Tuesday December 24th, 2019
Pastor Galen Zook
A Night Like Any Other Night
For most of the residents of the sleepy little town of Bethlehem, it was a night not much different from any other night.
True, many of them had out-of-town guests staying with them, so their already cramped and tiny houses were even more crowded than normal. Although it must have been fun to see friends and family that they had not seen in such a long time, the reality is that they were not gathered together for a holiday celebration, but rather because the Emperor had demanded that everyone return to their hometown so that a census could be taken. In other words, they were being taxed. Not exactly a cause for celebration!
And so as they went to bed that night, many sleeping crowded next to each other on the floor on that dark and silent night, their overcrowded homes were a stark reminder that they were not free people. They were a people who lived under the constant threat of violence, constantly under the yoke of oppression. They were a people constantly longing to be set free.
And the worst part about it was their knowledge that it was because of their own sin and guilt that they were in the shape they were in! Their own prophets had predicted that if they turned away from God they would be overtaken by a foreign government, and that was indeed what happened. But after century after century of one oppressive ruler after another, they longed for God to forgive, and to come and make everything right again. They longed for God’s grace, mercy, and forgiveness so they could finally be free, and so they could finally live in peace.
The prophets had predicted that one would come who would set them free, one who would be called Wonderful, Counselor, Mighty God, the Everlasting Father, the Prince of Peace. One who would be a shepherd to his people, and rule over them in peace. But when would he come, or would he ever come?
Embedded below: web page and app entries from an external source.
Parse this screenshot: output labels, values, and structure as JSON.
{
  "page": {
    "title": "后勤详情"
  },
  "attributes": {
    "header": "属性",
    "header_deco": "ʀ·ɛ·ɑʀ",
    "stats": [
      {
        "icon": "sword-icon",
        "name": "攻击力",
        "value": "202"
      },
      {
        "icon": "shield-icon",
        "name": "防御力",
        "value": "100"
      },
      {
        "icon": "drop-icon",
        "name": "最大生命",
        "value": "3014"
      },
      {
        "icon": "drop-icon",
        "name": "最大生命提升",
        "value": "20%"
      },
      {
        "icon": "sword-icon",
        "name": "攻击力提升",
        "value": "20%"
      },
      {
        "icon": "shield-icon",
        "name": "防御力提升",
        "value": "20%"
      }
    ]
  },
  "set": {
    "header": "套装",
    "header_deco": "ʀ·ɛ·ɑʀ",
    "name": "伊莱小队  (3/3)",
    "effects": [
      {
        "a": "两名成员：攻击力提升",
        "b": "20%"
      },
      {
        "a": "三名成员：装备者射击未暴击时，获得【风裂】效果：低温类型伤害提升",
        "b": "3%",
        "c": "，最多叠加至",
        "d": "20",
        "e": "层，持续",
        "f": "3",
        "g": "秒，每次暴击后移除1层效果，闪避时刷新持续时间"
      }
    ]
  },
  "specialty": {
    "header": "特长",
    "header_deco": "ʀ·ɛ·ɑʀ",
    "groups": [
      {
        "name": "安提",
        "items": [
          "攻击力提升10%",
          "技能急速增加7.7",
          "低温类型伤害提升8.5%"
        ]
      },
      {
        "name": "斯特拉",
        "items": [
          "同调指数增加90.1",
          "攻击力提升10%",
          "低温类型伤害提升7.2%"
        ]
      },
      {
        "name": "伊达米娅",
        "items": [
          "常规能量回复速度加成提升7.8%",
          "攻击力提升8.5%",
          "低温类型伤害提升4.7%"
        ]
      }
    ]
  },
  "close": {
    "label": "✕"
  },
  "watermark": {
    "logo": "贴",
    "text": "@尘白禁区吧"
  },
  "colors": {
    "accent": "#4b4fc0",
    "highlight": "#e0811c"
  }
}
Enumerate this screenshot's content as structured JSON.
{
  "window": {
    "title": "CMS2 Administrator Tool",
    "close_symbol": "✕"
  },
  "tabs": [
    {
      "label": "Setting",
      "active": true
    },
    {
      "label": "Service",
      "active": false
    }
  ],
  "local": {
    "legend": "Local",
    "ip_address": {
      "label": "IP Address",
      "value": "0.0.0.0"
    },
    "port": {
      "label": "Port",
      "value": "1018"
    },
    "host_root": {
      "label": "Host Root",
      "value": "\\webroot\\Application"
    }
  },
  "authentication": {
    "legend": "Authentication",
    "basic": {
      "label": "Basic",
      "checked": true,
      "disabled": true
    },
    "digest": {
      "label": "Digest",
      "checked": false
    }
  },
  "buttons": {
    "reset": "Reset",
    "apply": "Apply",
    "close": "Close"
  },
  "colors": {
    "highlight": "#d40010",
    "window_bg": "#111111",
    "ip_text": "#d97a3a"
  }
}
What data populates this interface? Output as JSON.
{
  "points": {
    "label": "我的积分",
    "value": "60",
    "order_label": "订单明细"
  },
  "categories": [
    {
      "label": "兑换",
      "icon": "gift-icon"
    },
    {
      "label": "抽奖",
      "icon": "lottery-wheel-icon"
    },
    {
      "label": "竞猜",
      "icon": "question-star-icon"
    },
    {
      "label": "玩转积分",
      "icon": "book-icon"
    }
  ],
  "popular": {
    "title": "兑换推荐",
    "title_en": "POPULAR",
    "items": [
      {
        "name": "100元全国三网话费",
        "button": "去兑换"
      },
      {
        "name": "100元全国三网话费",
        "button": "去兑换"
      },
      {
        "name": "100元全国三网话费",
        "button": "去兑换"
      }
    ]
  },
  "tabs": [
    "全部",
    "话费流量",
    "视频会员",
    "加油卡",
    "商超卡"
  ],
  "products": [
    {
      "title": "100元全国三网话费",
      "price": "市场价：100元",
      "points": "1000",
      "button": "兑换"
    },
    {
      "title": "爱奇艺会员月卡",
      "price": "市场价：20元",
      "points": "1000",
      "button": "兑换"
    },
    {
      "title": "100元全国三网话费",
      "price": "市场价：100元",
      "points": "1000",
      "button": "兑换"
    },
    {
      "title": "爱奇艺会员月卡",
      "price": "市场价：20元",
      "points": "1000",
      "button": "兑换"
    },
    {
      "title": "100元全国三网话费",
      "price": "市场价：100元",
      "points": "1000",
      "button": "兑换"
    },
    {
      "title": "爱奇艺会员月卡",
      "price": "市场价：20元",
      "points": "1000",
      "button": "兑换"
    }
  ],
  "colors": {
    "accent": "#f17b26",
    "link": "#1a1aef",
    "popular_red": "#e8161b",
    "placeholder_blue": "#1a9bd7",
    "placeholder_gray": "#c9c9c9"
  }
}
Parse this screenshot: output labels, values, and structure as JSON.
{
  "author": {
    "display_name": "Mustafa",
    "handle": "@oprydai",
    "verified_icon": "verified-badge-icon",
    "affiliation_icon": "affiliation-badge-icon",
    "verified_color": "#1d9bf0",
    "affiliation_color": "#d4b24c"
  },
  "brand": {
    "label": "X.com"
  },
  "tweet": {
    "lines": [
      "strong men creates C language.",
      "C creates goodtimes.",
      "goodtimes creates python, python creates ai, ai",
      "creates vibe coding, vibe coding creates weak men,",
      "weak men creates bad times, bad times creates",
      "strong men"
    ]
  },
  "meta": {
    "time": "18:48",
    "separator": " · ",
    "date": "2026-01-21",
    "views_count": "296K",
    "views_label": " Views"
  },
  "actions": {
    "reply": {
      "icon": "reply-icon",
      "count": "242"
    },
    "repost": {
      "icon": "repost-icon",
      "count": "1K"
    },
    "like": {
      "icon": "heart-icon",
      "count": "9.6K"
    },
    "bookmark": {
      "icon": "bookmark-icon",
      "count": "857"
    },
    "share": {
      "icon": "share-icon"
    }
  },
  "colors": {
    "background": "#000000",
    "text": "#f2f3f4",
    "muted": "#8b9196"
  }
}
And so the residents of Bethlehem and their out-of-town guests went to sleep that night, longing, hoping, and waiting, just as they did every other night.
A Holy Night
But for Mary and Joseph, it was not a night like any other. For them it was indeed a holy — a sacred — night.
They too had been forced to travel for over a week from their hometown of Nazareth to Bethlehem because of the census, and the timing could not have been worse. Mary was about to give birth to their first child, and when they arrived in Bethlehem there wasn’t even room for them to stay in an inn or guest room. And so they gave birth to their firstborn child in a stable, and laid their baby on a bed of fresh hay in a manger — a fancy word for a feeding trough.
But for Mary and Joseph, they knew this was a sacred night. And not just because they had just given birth to their firstborn child — a cause for celebration indeed! But also because an angel had visited Mary and told her that her child was the one the people had been waiting for — the one whom the prophets had predicted would come. The one who would free the people — and not just their people, but All people — from the yoke of tyranny and oppression.
And so on that first Christmas night, as Mary and Joseph looked down at the child in their arms, surrounded by animals, and visited by the unlikeliest of guests — the shepherds from the hillsides of Bethlehem — they wondered at the miracle that had taken place inside Mary’s womb. And as they stared down at the face of their little child, they looked at him with love, joy, peace, hope — and amazement.
The Light of Christ
In truth, this was not the way anyone expected it would take place. Most people expected a conquering military hero who would swoop in and overthrow the Roman Empire and establish himself as king — not a baby born in a stable. They expected a conquering king who would smite their enemies — not a baby laid in a manger.
And yet, the little baby born that night was like a single candle being lit.
When even a candle is lit in a room, that room is no longer completely dark. In fact, it’s been said that on a completely dark and still night, if there were no obstructions in the way, the flame from a single solitary candle could be seen for almost 2 miles in every direction!
And so, that Silent and Holy night, as the Christ child was born, it was as though a single candle had been lit in the darkness. And as Jesus grew older and walked this earth, he spread his message of peace, love, forgiveness and grace, and others began to follow him in that way. Their candles too began to burn bright, and they carried the message of hope, love, peace, and joy with them wherever they went. And that light has been spread on down through the ages, until it has reached even here to us today.
And so this evening we are too are invited to carry forth that light — to spread Christ’s message of peace, hope, and joy to all those in our own world who are longing to be set free. We are invited to be the light of Christ to those who are burdened down by guilt or shame, those who are lonely, marginalized, those who are hungry, poor, homeless, those who are suffering from disease, and all those who are oppressed. But before we can be a light to others, we need to accept the light of Christ in our own lives. We need to allow Christ to be born in us.
Let us invite the light of Christ into our lives, and let us go forth to bear Christ’s light in the world!